Data START

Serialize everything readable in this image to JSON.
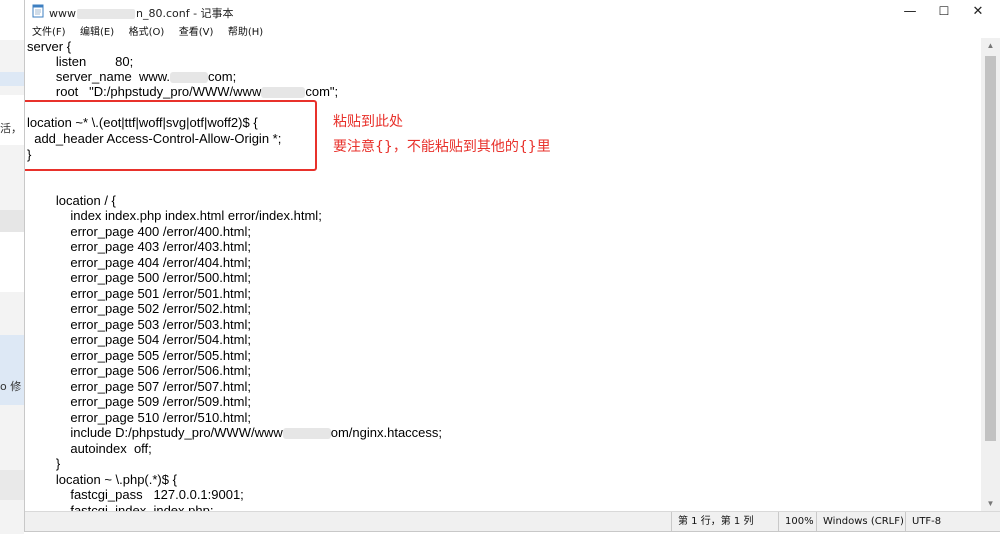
{
  "window": {
    "title_prefix": "www",
    "title_suffix": "n_80.conf - 记事本",
    "controls": {
      "minimize": "—",
      "maximize": "☐",
      "close": "✕"
    }
  },
  "menu": {
    "items": [
      "文件(F)",
      "编辑(E)",
      "格式(O)",
      "查看(V)",
      "帮助(H)"
    ]
  },
  "editor": {
    "lines": [
      "server {",
      "        listen        80;",
      "        server_name  www.",
      "        root   \"D:/phpstudy_pro/WWW/www",
      "",
      "location ~* \\.(eot|ttf|woff|svg|otf|woff2)$ {",
      "  add_header Access-Control-Allow-Origin *;",
      "}",
      "",
      "",
      "        location / {",
      "            index index.php index.html error/index.html;",
      "            error_page 400 /error/400.html;",
      "            error_page 403 /error/403.html;",
      "            error_page 404 /error/404.html;",
      "            error_page 500 /error/500.html;",
      "            error_page 501 /error/501.html;",
      "            error_page 502 /error/502.html;",
      "            error_page 503 /error/503.html;",
      "            error_page 504 /error/504.html;",
      "            error_page 505 /error/505.html;",
      "            error_page 506 /error/506.html;",
      "            error_page 507 /error/507.html;",
      "            error_page 509 /error/509.html;",
      "            error_page 510 /error/510.html;",
      "            include D:/phpstudy_pro/WWW/www",
      "            autoindex  off;",
      "        }",
      "        location ~ \\.php(.*)$ {",
      "            fastcgi_pass   127.0.0.1:9001;",
      "            fastcgi_index  index.php;"
    ],
    "line_tails": {
      "server_name": "com;",
      "root": "com\";",
      "include": "om/nginx.htaccess;"
    }
  },
  "annotation": {
    "line1": "粘贴到此处",
    "line2": "要注意{}，不能粘贴到其他的{}里"
  },
  "statusbar": {
    "position": "第 1 行，第 1 列",
    "zoom": "100%",
    "line_ending": "Windows (CRLF)",
    "encoding": "UTF-8"
  },
  "background_window": {
    "text1": "活，",
    "text2": "o 修"
  }
}
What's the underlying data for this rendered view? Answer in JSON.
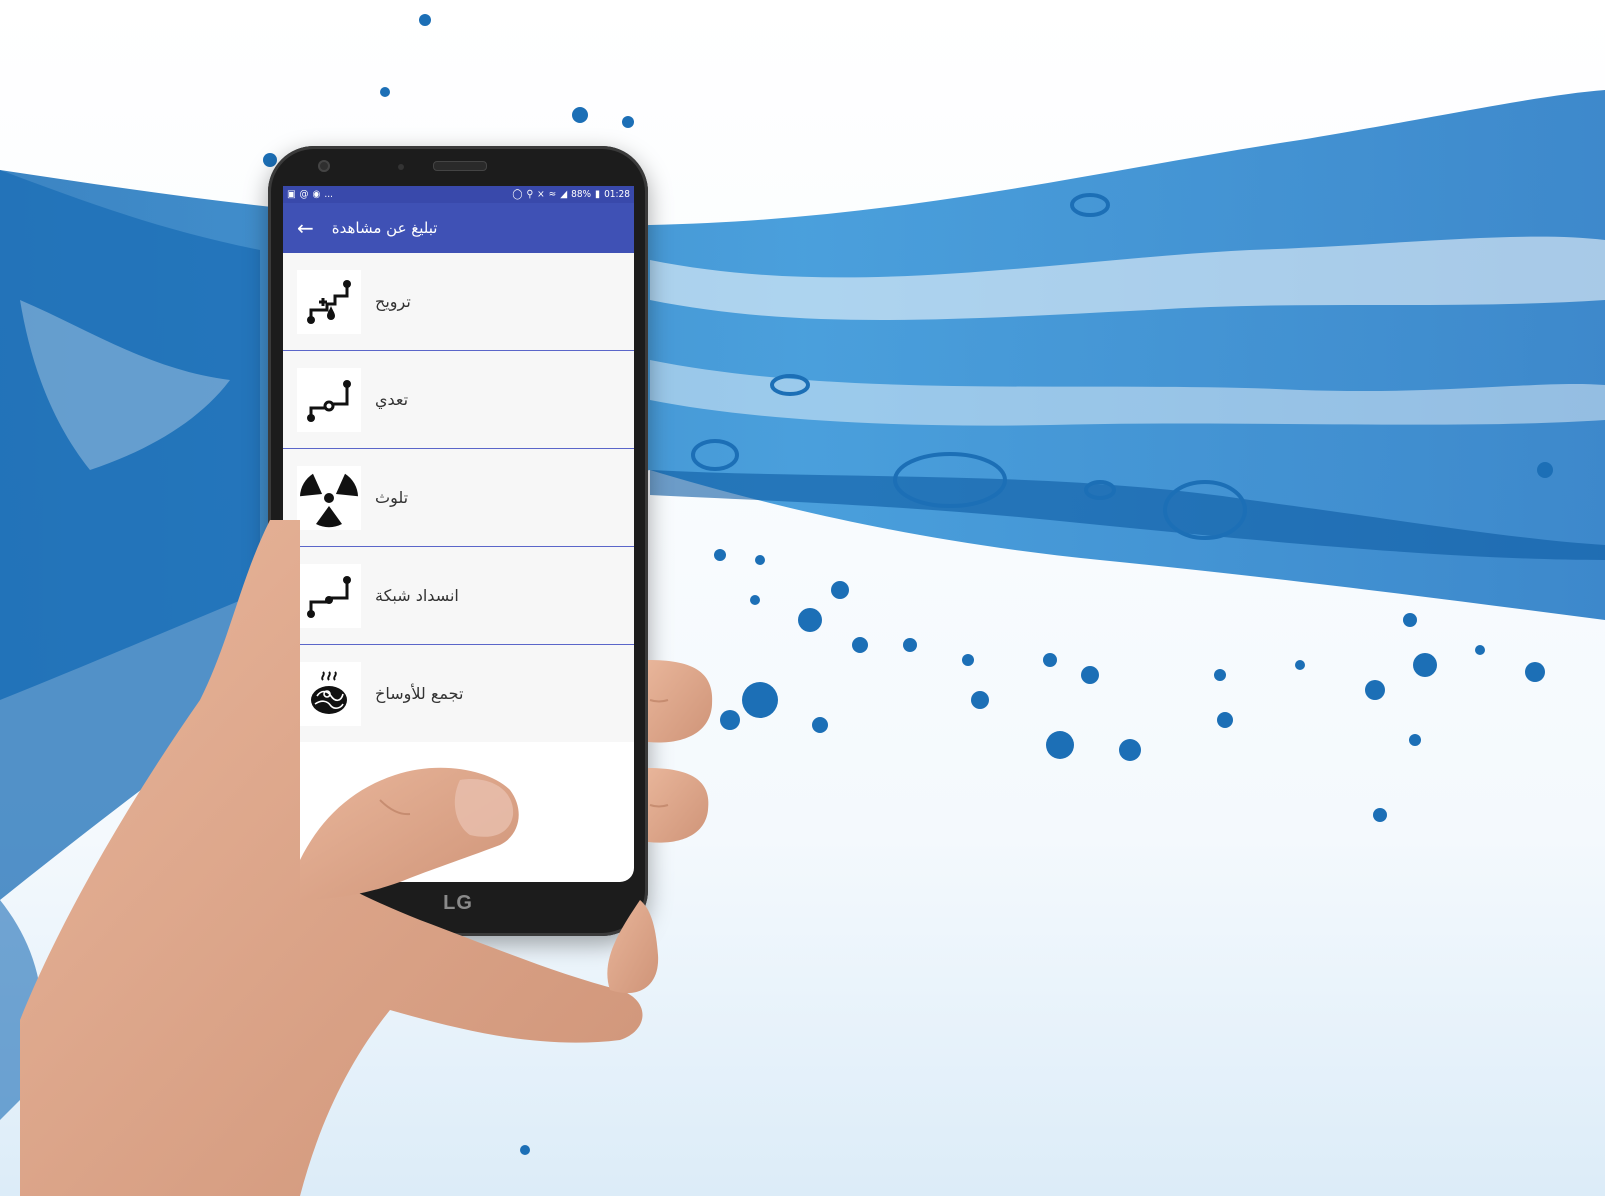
{
  "status_bar": {
    "left_icons": [
      "image-icon",
      "at-icon",
      "facebook-icon"
    ],
    "left_more": "...",
    "battery": "88%",
    "time": "01:28"
  },
  "app_bar": {
    "title": "تبليغ عن مشاهدة",
    "back_icon": "arrow-back-icon"
  },
  "items": [
    {
      "label": "ترويح",
      "icon": "leaking-pipe-icon"
    },
    {
      "label": "تعدي",
      "icon": "pipe-valve-icon"
    },
    {
      "label": "تلوث",
      "icon": "radiation-icon"
    },
    {
      "label": "انسداد شبكة",
      "icon": "pipe-network-icon"
    },
    {
      "label": "تجمع للأوساخ",
      "icon": "waste-pile-icon"
    }
  ],
  "phone": {
    "brand": "LG"
  },
  "colors": {
    "primary": "#3f51b5",
    "primary_dark": "#3949ab",
    "divider": "#5b66c9"
  }
}
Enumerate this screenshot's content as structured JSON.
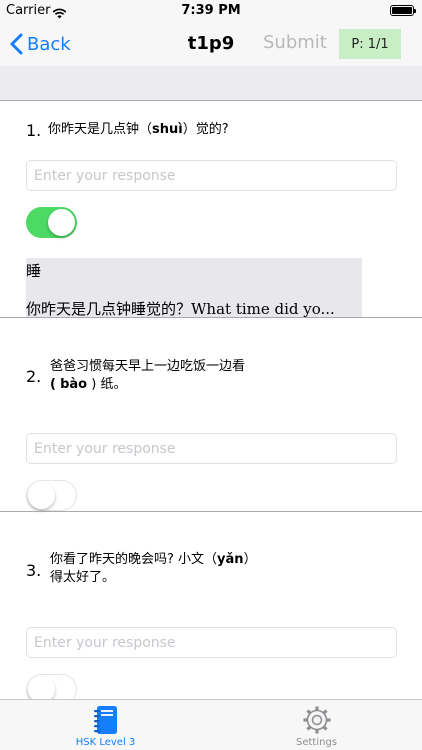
{
  "status_bar": {
    "carrier": "Carrier",
    "time": "7:39 PM"
  },
  "nav": {
    "back_label": "Back",
    "title": "t1p9",
    "submit_label": "Submit",
    "page_badge": "P: 1/1"
  },
  "questions": [
    {
      "number": "1.",
      "text_before": "你昨天是几点钟（",
      "pinyin": "shuì",
      "text_after": "）觉的?",
      "placeholder": "Enter your response",
      "toggle_on": true,
      "answer_char": "睡",
      "answer_sentence": "你昨天是几点钟睡觉的？What time did yo..."
    },
    {
      "number": "2.",
      "line1": "爸爸习惯每天早上一边吃饭一边看",
      "line2_before": "(",
      "pinyin": "bào",
      "line2_after": ") 纸。",
      "placeholder": "Enter your response",
      "toggle_on": false
    },
    {
      "number": "3.",
      "line1_before": "你看了昨天的晚会吗? 小文（",
      "pinyin": "yǎn",
      "line1_after": "）",
      "line2": "得太好了。",
      "placeholder": "Enter your response",
      "toggle_on": false
    }
  ],
  "tabs": [
    {
      "label": "HSK Level 3",
      "icon": "notebook-icon",
      "active": true
    },
    {
      "label": "Settings",
      "icon": "gear-icon",
      "active": false
    }
  ],
  "colors": {
    "accent": "#147efb",
    "toggle_on": "#4cd964",
    "badge_bg": "#c8eec5"
  }
}
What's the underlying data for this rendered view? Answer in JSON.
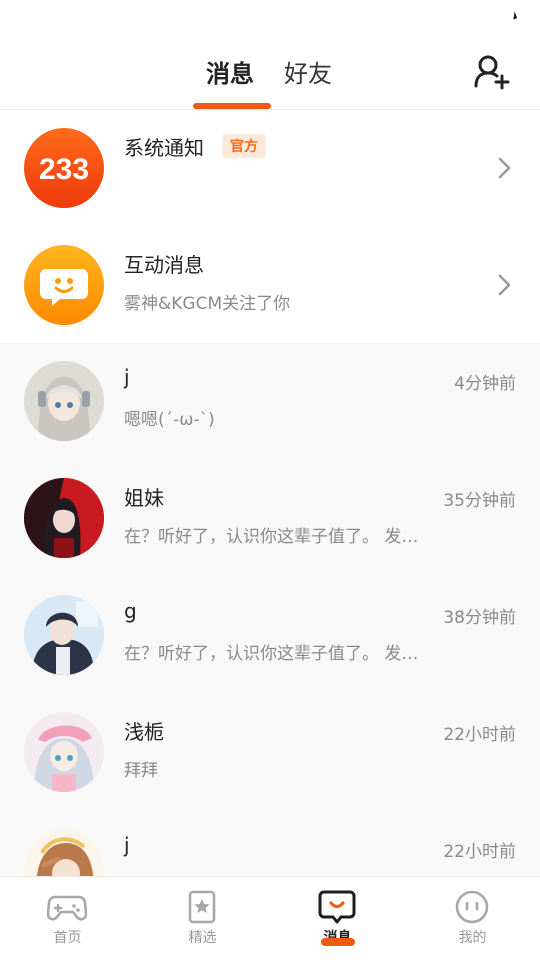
{
  "header": {
    "tabs": [
      {
        "label": "消息",
        "active": true
      },
      {
        "label": "好友",
        "active": false
      }
    ],
    "add_friend_icon": "add-person-icon"
  },
  "colors": {
    "accent": "#f25a12",
    "badge_bg": "#fde9dc",
    "badge_text": "#f26b1e"
  },
  "system_rows": [
    {
      "title": "系统通知",
      "badge": "官方",
      "subtitle": "",
      "avatar_text": "233",
      "icon": "chevron-right-icon"
    },
    {
      "title": "互动消息",
      "subtitle": "雾神&KGCM关注了你",
      "avatar_icon": "smiley-chat-icon",
      "icon": "chevron-right-icon"
    }
  ],
  "conversations": [
    {
      "name": "j",
      "message": "嗯嗯(´-ω-`)",
      "time": "4分钟前"
    },
    {
      "name": "姐妹",
      "message": "在？听好了，认识你这辈子值了。 发…",
      "time": "35分钟前"
    },
    {
      "name": "g",
      "message": "在？听好了，认识你这辈子值了。 发…",
      "time": "38分钟前"
    },
    {
      "name": "浅栀",
      "message": "拜拜",
      "time": "22小时前"
    },
    {
      "name": "j",
      "message": "",
      "time": "22小时前"
    }
  ],
  "bottom_nav": [
    {
      "label": "首页",
      "icon": "gamepad-icon",
      "active": false
    },
    {
      "label": "精选",
      "icon": "star-bookmark-icon",
      "active": false
    },
    {
      "label": "消息",
      "icon": "message-bubble-icon",
      "active": true
    },
    {
      "label": "我的",
      "icon": "face-icon",
      "active": false
    }
  ]
}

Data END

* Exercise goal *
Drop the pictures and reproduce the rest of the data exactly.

* Answer section *
Serialize everything readable in this image to JSON.
{
  "window": {
    "title_prefix": "www",
    "title_suffix": "n_80.conf - 记事本",
    "controls": {
      "minimize": "—",
      "maximize": "☐",
      "close": "✕"
    }
  },
  "menu": {
    "items": [
      "文件(F)",
      "编辑(E)",
      "格式(O)",
      "查看(V)",
      "帮助(H)"
    ]
  },
  "editor": {
    "lines": [
      "server {",
      "        listen        80;",
      "        server_name  www.",
      "        root   \"D:/phpstudy_pro/WWW/www",
      "",
      "location ~* \\.(eot|ttf|woff|svg|otf|woff2)$ {",
      "  add_header Access-Control-Allow-Origin *;",
      "}",
      "",
      "",
      "        location / {",
      "            index index.php index.html error/index.html;",
      "            error_page 400 /error/400.html;",
      "            error_page 403 /error/403.html;",
      "            error_page 404 /error/404.html;",
      "            error_page 500 /error/500.html;",
      "            error_page 501 /error/501.html;",
      "            error_page 502 /error/502.html;",
      "            error_page 503 /error/503.html;",
      "            error_page 504 /error/504.html;",
      "            error_page 505 /error/505.html;",
      "            error_page 506 /error/506.html;",
      "            error_page 507 /error/507.html;",
      "            error_page 509 /error/509.html;",
      "            error_page 510 /error/510.html;",
      "            include D:/phpstudy_pro/WWW/www",
      "            autoindex  off;",
      "        }",
      "        location ~ \\.php(.*)$ {",
      "            fastcgi_pass   127.0.0.1:9001;",
      "            fastcgi_index  index.php;"
    ],
    "line_tails": {
      "server_name": "com;",
      "root": "com\";",
      "include": "om/nginx.htaccess;"
    }
  },
  "annotation": {
    "line1": "粘贴到此处",
    "line2": "要注意{}，不能粘贴到其他的{}里"
  },
  "statusbar": {
    "position": "第 1 行，第 1 列",
    "zoom": "100%",
    "line_ending": "Windows (CRLF)",
    "encoding": "UTF-8"
  },
  "background_window": {
    "text1": "活，",
    "text2": "o 修"
  }
}
What's the underlying data for this rendered view? Answer in JSON.
{
  "status_bar": {
    "left_icons": [
      "image-icon",
      "at-icon",
      "facebook-icon"
    ],
    "left_more": "...",
    "battery": "88%",
    "time": "01:28"
  },
  "app_bar": {
    "title": "تبليغ عن مشاهدة",
    "back_icon": "arrow-back-icon"
  },
  "items": [
    {
      "label": "ترويح",
      "icon": "leaking-pipe-icon"
    },
    {
      "label": "تعدي",
      "icon": "pipe-valve-icon"
    },
    {
      "label": "تلوث",
      "icon": "radiation-icon"
    },
    {
      "label": "انسداد شبكة",
      "icon": "pipe-network-icon"
    },
    {
      "label": "تجمع للأوساخ",
      "icon": "waste-pile-icon"
    }
  ],
  "phone": {
    "brand": "LG"
  },
  "colors": {
    "primary": "#3f51b5",
    "primary_dark": "#3949ab",
    "divider": "#5b66c9"
  }
}
Enumerate this screenshot's content as structured JSON.
{
  "status_bar": {
    "carrier": "Carrier",
    "time": "7:39 PM"
  },
  "nav": {
    "back_label": "Back",
    "title": "t1p9",
    "submit_label": "Submit",
    "page_badge": "P: 1/1"
  },
  "questions": [
    {
      "number": "1.",
      "text_before": "你昨天是几点钟（",
      "pinyin": "shuì",
      "text_after": "）觉的?",
      "placeholder": "Enter your response",
      "toggle_on": true,
      "answer_char": "睡",
      "answer_sentence": "你昨天是几点钟睡觉的？What time did yo..."
    },
    {
      "number": "2.",
      "line1": "爸爸习惯每天早上一边吃饭一边看",
      "line2_before": "(",
      "pinyin": "bào",
      "line2_after": ") 纸。",
      "placeholder": "Enter your response",
      "toggle_on": false
    },
    {
      "number": "3.",
      "line1_before": "你看了昨天的晚会吗? 小文（",
      "pinyin": "yǎn",
      "line1_after": "）",
      "line2": "得太好了。",
      "placeholder": "Enter your response",
      "toggle_on": false
    }
  ],
  "tabs": [
    {
      "label": "HSK Level 3",
      "icon": "notebook-icon",
      "active": true
    },
    {
      "label": "Settings",
      "icon": "gear-icon",
      "active": false
    }
  ],
  "colors": {
    "accent": "#147efb",
    "toggle_on": "#4cd964",
    "badge_bg": "#c8eec5"
  }
}
What's the underlying data for this rendered view? Answer in JSON.
{
  "header": {
    "tabs": [
      {
        "label": "消息",
        "active": true
      },
      {
        "label": "好友",
        "active": false
      }
    ],
    "add_friend_icon": "add-person-icon"
  },
  "colors": {
    "accent": "#f25a12",
    "badge_bg": "#fde9dc",
    "badge_text": "#f26b1e"
  },
  "system_rows": [
    {
      "title": "系统通知",
      "badge": "官方",
      "subtitle": "",
      "avatar_text": "233",
      "icon": "chevron-right-icon"
    },
    {
      "title": "互动消息",
      "subtitle": "雾神&KGCM关注了你",
      "avatar_icon": "smiley-chat-icon",
      "icon": "chevron-right-icon"
    }
  ],
  "conversations": [
    {
      "name": "j",
      "message": "嗯嗯(´-ω-`)",
      "time": "4分钟前"
    },
    {
      "name": "姐妹",
      "message": "在？听好了，认识你这辈子值了。 发…",
      "time": "35分钟前"
    },
    {
      "name": "g",
      "message": "在？听好了，认识你这辈子值了。 发…",
      "time": "38分钟前"
    },
    {
      "name": "浅栀",
      "message": "拜拜",
      "time": "22小时前"
    },
    {
      "name": "j",
      "message": "",
      "time": "22小时前"
    }
  ],
  "bottom_nav": [
    {
      "label": "首页",
      "icon": "gamepad-icon",
      "active": false
    },
    {
      "label": "精选",
      "icon": "star-bookmark-icon",
      "active": false
    },
    {
      "label": "消息",
      "icon": "message-bubble-icon",
      "active": true
    },
    {
      "label": "我的",
      "icon": "face-icon",
      "active": false
    }
  ]
}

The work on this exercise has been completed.